Rebecca just texted me back to offer me a Zoom appointment for next week. So I’m going to go ahead with it. The times today have me all confused, but I’m going with my blue politics and taking it easy. “Come on and take a free ride…” Let other people do the worrying. It’s not my problem. I’m not the one who set up the system this way, so don’t blame me. And as for the Bible, it gives some good suggestions, but I don’t believe it’s the inspired word of God. Is there really a revealed religion?
Quarter of ten. The weather is mostly cloudy with a smattering of sun here and there. I think it’s fair to say that I used to be an alcoholic, but that’s something I don’t do anymore— as simple as that. Still, I’m going to the meeting tomorrow just to get out of the house. I will write an email to Misty presently regarding the time we get together.
Aesop, my dog, stayed in bed while I got up to make a few notes. An email from Library of America tells me that the book of Sandburg has shipped. By waiting a few more days, I saved myself a couple of bucks. Patience is a virtue. I’ve never seen such hard times as those confronting us today. What is it about? Is it about “saving” a capitalist system that doesn’t work for us anyway? Is it about the White working class? Why is it preferable to some people for us to isolate ourselves from the rest of the world? I used to believe that my sister agreed with the right wing. I imagined all kinds of things about her beliefs that panned out to be only partly true. I think that what it comes down to is the fact that human beings live together on this planet, therefore we should learn to get along with each other. Why is this so hard for us to do?… It started to rain a few hours ago. The sound lulled me into a dreamless sleep. James Joyce conceived of the human species as a big family, one of the themes of Ulysses. We may not treat each other like family, yet this fact of biology remains true. If only we could feel the truth of this condition…
If I were going to see another therapist, I would look into my options with existential therapists in Eugene. As it stands, my blog sort of substitutes for sessions. The therapist is myself.
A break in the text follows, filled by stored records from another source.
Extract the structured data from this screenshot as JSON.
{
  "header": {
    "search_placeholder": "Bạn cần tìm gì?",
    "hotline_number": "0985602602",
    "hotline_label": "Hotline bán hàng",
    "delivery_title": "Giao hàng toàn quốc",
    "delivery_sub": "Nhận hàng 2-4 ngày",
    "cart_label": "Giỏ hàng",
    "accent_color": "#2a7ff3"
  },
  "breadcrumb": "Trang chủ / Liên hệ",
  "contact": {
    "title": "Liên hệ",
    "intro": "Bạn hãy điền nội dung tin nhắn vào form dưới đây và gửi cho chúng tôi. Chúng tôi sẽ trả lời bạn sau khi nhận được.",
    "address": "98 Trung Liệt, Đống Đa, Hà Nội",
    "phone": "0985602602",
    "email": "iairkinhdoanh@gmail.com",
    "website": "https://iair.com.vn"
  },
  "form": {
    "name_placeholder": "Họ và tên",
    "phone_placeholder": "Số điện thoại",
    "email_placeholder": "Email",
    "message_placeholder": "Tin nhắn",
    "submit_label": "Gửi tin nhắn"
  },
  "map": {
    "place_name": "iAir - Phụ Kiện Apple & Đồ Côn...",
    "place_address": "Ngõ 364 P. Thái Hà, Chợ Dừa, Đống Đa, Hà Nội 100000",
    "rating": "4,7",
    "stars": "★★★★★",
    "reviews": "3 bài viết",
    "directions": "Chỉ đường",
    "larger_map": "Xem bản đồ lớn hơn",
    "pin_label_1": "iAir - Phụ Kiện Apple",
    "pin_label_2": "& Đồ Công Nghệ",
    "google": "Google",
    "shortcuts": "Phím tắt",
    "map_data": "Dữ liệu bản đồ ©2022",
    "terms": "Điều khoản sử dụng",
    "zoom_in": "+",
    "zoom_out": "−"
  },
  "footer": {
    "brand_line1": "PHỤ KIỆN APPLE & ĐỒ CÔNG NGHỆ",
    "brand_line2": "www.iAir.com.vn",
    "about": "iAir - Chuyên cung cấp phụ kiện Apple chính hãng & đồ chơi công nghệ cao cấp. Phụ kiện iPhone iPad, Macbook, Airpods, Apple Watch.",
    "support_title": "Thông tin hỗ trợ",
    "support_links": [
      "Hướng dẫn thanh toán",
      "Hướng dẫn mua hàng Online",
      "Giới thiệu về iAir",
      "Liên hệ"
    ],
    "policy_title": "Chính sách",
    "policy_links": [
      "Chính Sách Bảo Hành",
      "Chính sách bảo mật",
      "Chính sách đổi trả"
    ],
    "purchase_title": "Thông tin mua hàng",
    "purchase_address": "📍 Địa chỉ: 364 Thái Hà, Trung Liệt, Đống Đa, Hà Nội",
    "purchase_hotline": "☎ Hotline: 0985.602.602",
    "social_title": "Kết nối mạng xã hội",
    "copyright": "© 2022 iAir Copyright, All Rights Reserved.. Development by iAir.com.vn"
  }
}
I need to mix up my routine a bit; maybe take a long walk to Bi Mart, or beyond that to Dollar Tree. The last time I saw Abby’s Pizza Parlor, the parking lot was deserted during the noon hour. It just makes you wonder when the nightmare is going to end. An hour ago my neighborhood was fogged in, but through the mist you could see the blue sky. Now it has burned off.
My pen pal has been reading Joyce and enjoying it, which makes me happy. Dubliners is quite a special little book. I love his idea of “moral paralysis.” And indeed the anesthetic snow is general in the state of Ireland, and everywhere else besides. The professor I had, Dr Wickes, stated baldly that James Joyce was the greatest writer of the 20th Century, and anyone in the classroom who disagreed with him could leave right then. Nobody left the room. There was absolute silence. So then the course could proceed. A few of the students struck me as dilettantes, shallow social climbers who thought it was cool to read Joyce. The others were more sincere and probably did better in the class. One morning, a bagpiper stationed himself on the sidewalk outside our classroom window and began to play. Wickes saw him and said, “I paid him to do that.” … I ought to dig out my biography of Joyce and read it through. Perhaps the highest praise for Ulysses comes from Hemingway’s diary: “James Joyce has written a goddamn wonderful book.”